Stored data:
####

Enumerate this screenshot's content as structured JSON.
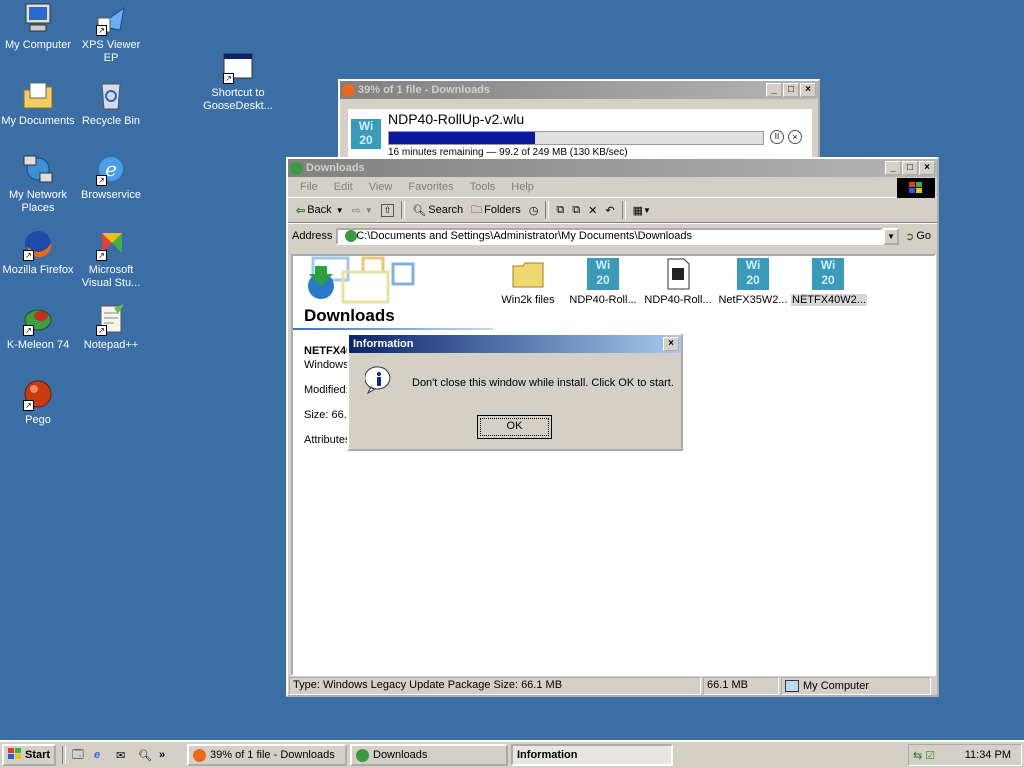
{
  "desktop": {
    "icons": [
      {
        "label": "My Computer"
      },
      {
        "label": "XPS Viewer EP"
      },
      {
        "label": "My Documents"
      },
      {
        "label": "Recycle Bin"
      },
      {
        "label": "My Network Places"
      },
      {
        "label": "Browservice"
      },
      {
        "label": "Mozilla Firefox"
      },
      {
        "label": "Microsoft Visual Stu..."
      },
      {
        "label": "K-Meleon 74"
      },
      {
        "label": "Notepad++"
      },
      {
        "label": "Pego"
      },
      {
        "label": "Shortcut to GooseDeskt..."
      }
    ]
  },
  "download_window": {
    "title": "39% of 1 file - Downloads",
    "filename": "NDP40-RollUp-v2.wlu",
    "progress": 0.39,
    "status": "16 minutes remaining — 99.2 of 249 MB (130 KB/sec)"
  },
  "explorer": {
    "title": "Downloads",
    "menu": [
      "File",
      "Edit",
      "View",
      "Favorites",
      "Tools",
      "Help"
    ],
    "toolbar": {
      "back": "Back",
      "search": "Search",
      "folders": "Folders"
    },
    "address_label": "Address",
    "address_value": "C:\\Documents and Settings\\Administrator\\My Documents\\Downloads",
    "go_label": "Go",
    "panel_title": "Downloads",
    "details": {
      "name": "NETFX40",
      "type": "Windows",
      "modified": "Modified:",
      "size": "Size: 66.1",
      "attributes": "Attributes:"
    },
    "files": [
      {
        "name": "Win2k files",
        "kind": "folder"
      },
      {
        "name": "NDP40-Roll...",
        "kind": "win2k"
      },
      {
        "name": "NDP40-Roll...",
        "kind": "doc"
      },
      {
        "name": "NetFX35W2...",
        "kind": "win2k"
      },
      {
        "name": "NETFX40W2...",
        "kind": "win2k"
      }
    ],
    "status": {
      "info": "Type: Windows Legacy Update Package Size: 66.1 MB",
      "size": "66.1 MB",
      "zone": "My Computer"
    }
  },
  "dialog": {
    "title": "Information",
    "message": "Don't close this window while install. Click OK to start.",
    "ok_label": "OK"
  },
  "taskbar": {
    "start_label": "Start",
    "tasks": [
      {
        "label": "39% of 1 file - Downloads"
      },
      {
        "label": "Downloads"
      },
      {
        "label": "Information"
      }
    ],
    "clock": "11:34 PM"
  }
}
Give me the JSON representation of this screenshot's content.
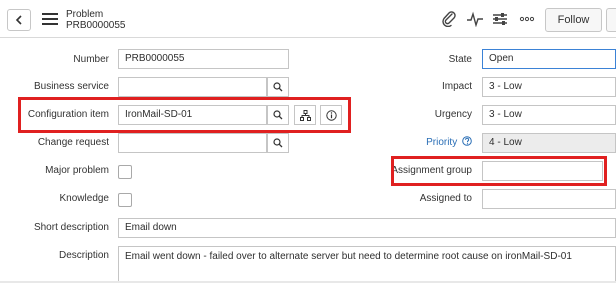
{
  "header": {
    "record_type": "Problem",
    "record_number": "PRB0000055",
    "follow_label": "Follow",
    "icons": [
      "back-icon",
      "menu-icon",
      "attachment-icon",
      "activity-icon",
      "settings-icon",
      "more-icon"
    ]
  },
  "form": {
    "number": {
      "label": "Number",
      "value": "PRB0000055"
    },
    "business_service": {
      "label": "Business service",
      "value": ""
    },
    "configuration_item": {
      "label": "Configuration item",
      "value": "IronMail-SD-01"
    },
    "change_request": {
      "label": "Change request",
      "value": ""
    },
    "major_problem": {
      "label": "Major problem",
      "checked": false
    },
    "knowledge": {
      "label": "Knowledge",
      "checked": false
    },
    "short_description": {
      "label": "Short description",
      "value": "Email down"
    },
    "description": {
      "label": "Description",
      "value": "Email went down - failed over to alternate server but need to determine root cause on ironMail-SD-01"
    },
    "state": {
      "label": "State",
      "value": "Open"
    },
    "impact": {
      "label": "Impact",
      "value": "3 - Low"
    },
    "urgency": {
      "label": "Urgency",
      "value": "3 - Low"
    },
    "priority": {
      "label": "Priority",
      "value": "4 - Low"
    },
    "assignment_group": {
      "label": "Assignment group",
      "value": ""
    },
    "assigned_to": {
      "label": "Assigned to",
      "value": ""
    }
  },
  "colors": {
    "highlight": "#e02020",
    "priority_link": "#2b6fb6",
    "readonly_bg": "#ececec"
  }
}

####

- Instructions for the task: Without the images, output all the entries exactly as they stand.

- Output for this task:
Enumerate this screenshot's content as structured JSON.
{
  "desktop": {
    "icons": [
      {
        "label": "My Computer"
      },
      {
        "label": "XPS Viewer EP"
      },
      {
        "label": "My Documents"
      },
      {
        "label": "Recycle Bin"
      },
      {
        "label": "My Network Places"
      },
      {
        "label": "Browservice"
      },
      {
        "label": "Mozilla Firefox"
      },
      {
        "label": "Microsoft Visual Stu..."
      },
      {
        "label": "K-Meleon 74"
      },
      {
        "label": "Notepad++"
      },
      {
        "label": "Pego"
      },
      {
        "label": "Shortcut to GooseDeskt..."
      }
    ]
  },
  "download_window": {
    "title": "39% of 1 file - Downloads",
    "filename": "NDP40-RollUp-v2.wlu",
    "progress": 0.39,
    "status": "16 minutes remaining — 99.2 of 249 MB (130 KB/sec)"
  },
  "explorer": {
    "title": "Downloads",
    "menu": [
      "File",
      "Edit",
      "View",
      "Favorites",
      "Tools",
      "Help"
    ],
    "toolbar": {
      "back": "Back",
      "search": "Search",
      "folders": "Folders"
    },
    "address_label": "Address",
    "address_value": "C:\\Documents and Settings\\Administrator\\My Documents\\Downloads",
    "go_label": "Go",
    "panel_title": "Downloads",
    "details": {
      "name": "NETFX40",
      "type": "Windows",
      "modified": "Modified:",
      "size": "Size: 66.1",
      "attributes": "Attributes:"
    },
    "files": [
      {
        "name": "Win2k files",
        "kind": "folder"
      },
      {
        "name": "NDP40-Roll...",
        "kind": "win2k"
      },
      {
        "name": "NDP40-Roll...",
        "kind": "doc"
      },
      {
        "name": "NetFX35W2...",
        "kind": "win2k"
      },
      {
        "name": "NETFX40W2...",
        "kind": "win2k"
      }
    ],
    "status": {
      "info": "Type: Windows Legacy Update Package Size: 66.1 MB",
      "size": "66.1 MB",
      "zone": "My Computer"
    }
  },
  "dialog": {
    "title": "Information",
    "message": "Don't close this window while install. Click OK to start.",
    "ok_label": "OK"
  },
  "taskbar": {
    "start_label": "Start",
    "tasks": [
      {
        "label": "39% of 1 file - Downloads"
      },
      {
        "label": "Downloads"
      },
      {
        "label": "Information"
      }
    ],
    "clock": "11:34 PM"
  }
}
Give me the JSON representation of this screenshot's content.
{
  "header": {
    "record_type": "Problem",
    "record_number": "PRB0000055",
    "follow_label": "Follow",
    "icons": [
      "back-icon",
      "menu-icon",
      "attachment-icon",
      "activity-icon",
      "settings-icon",
      "more-icon"
    ]
  },
  "form": {
    "number": {
      "label": "Number",
      "value": "PRB0000055"
    },
    "business_service": {
      "label": "Business service",
      "value": ""
    },
    "configuration_item": {
      "label": "Configuration item",
      "value": "IronMail-SD-01"
    },
    "change_request": {
      "label": "Change request",
      "value": ""
    },
    "major_problem": {
      "label": "Major problem",
      "checked": false
    },
    "knowledge": {
      "label": "Knowledge",
      "checked": false
    },
    "short_description": {
      "label": "Short description",
      "value": "Email down"
    },
    "description": {
      "label": "Description",
      "value": "Email went down - failed over to alternate server but need to determine root cause on ironMail-SD-01"
    },
    "state": {
      "label": "State",
      "value": "Open"
    },
    "impact": {
      "label": "Impact",
      "value": "3 - Low"
    },
    "urgency": {
      "label": "Urgency",
      "value": "3 - Low"
    },
    "priority": {
      "label": "Priority",
      "value": "4 - Low"
    },
    "assignment_group": {
      "label": "Assignment group",
      "value": ""
    },
    "assigned_to": {
      "label": "Assigned to",
      "value": ""
    }
  },
  "colors": {
    "highlight": "#e02020",
    "priority_link": "#2b6fb6",
    "readonly_bg": "#ececec"
  }
}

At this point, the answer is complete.